These principles of play are founded upon Gadamer’s Truth and Method and Johan Huizinga’s Homo Ludens. To support this hypothesis, I will briefly explicate the nature of play as understood by Huizinga and Gadamer. Play is more than a game; it is a phenomenological concept. Gadamer asserts that play creates its own structure in which players and even spectators participate. “The presentation of a god in a religious rite, the presentation of a myth in a play, are play not only in the sense that the participating players are wholly absorbed in the presentational play and find in it their heightened self-representation, but also in that the players represent a meaningful whole for an audience. [The] openness toward the spectator is part of the closedness of the play”(109). Through the full interaction of players and spectators, the nature of play can assume artistic and cosmic proportions.
Applying this hermeneutical approach to Zavist′, the most important scene to focus on is the one which is most transparent in reference to the idea of “play,” namely the soccer match.

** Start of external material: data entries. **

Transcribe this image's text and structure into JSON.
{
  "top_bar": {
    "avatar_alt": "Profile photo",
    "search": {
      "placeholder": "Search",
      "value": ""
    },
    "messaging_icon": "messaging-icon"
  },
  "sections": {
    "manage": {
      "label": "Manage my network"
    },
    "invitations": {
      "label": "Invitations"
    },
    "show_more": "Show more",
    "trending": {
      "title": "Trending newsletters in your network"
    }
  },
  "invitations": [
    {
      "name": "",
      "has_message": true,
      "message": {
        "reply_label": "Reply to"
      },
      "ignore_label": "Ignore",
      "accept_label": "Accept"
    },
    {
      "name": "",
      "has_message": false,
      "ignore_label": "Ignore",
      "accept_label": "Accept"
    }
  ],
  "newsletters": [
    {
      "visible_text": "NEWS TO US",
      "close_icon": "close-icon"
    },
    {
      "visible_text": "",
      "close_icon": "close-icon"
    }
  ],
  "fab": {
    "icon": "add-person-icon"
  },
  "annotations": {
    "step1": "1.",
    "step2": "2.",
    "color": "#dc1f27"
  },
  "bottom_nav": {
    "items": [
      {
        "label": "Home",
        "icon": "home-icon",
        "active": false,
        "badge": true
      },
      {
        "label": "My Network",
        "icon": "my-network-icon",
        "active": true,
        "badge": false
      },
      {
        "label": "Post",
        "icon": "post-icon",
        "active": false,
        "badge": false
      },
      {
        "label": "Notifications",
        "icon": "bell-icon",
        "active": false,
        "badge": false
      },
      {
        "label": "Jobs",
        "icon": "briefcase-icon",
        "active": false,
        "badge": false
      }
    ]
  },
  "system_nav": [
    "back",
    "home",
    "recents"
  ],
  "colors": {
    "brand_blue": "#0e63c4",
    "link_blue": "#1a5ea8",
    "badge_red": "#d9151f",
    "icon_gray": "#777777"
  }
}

Here, I will focus on the essential structure of the game and how the players fulfill that structure. Then I will focus on Kavalerov’s “participation” regarding the soccer game and the “conquest” of Valja. Through spectating, Kavalerov participates not only in the game itself, but also determines the meaning of the game through the process of play. His participation highlights all aspects of play—the structure of play (including rules and boundaries), the flow of play, participation and spectating. The game surrounding Valja is one in which the methods of conquest become representations of contrasting artistic visions, visions which are embedded in the nature of play. The conquest of Valja not only represents the defeat of Kavalerov, but also the ineffectiveness of his artistic vision within the structure of that game.
Gadamer, Hans-Georg. Truth and Method. Second edition. Trans. Joel Weinsheimer and Donald G. Marshall. New York: Crossroad, 1992.
Huizinga, Johan. Homo Ludens: A Study of the Play Element in Culture. Boston: Beacon Press, 1950.
Oleša, Jurij. Izbrannoe. Moscow: Xudožestvennaja literatura, 1974.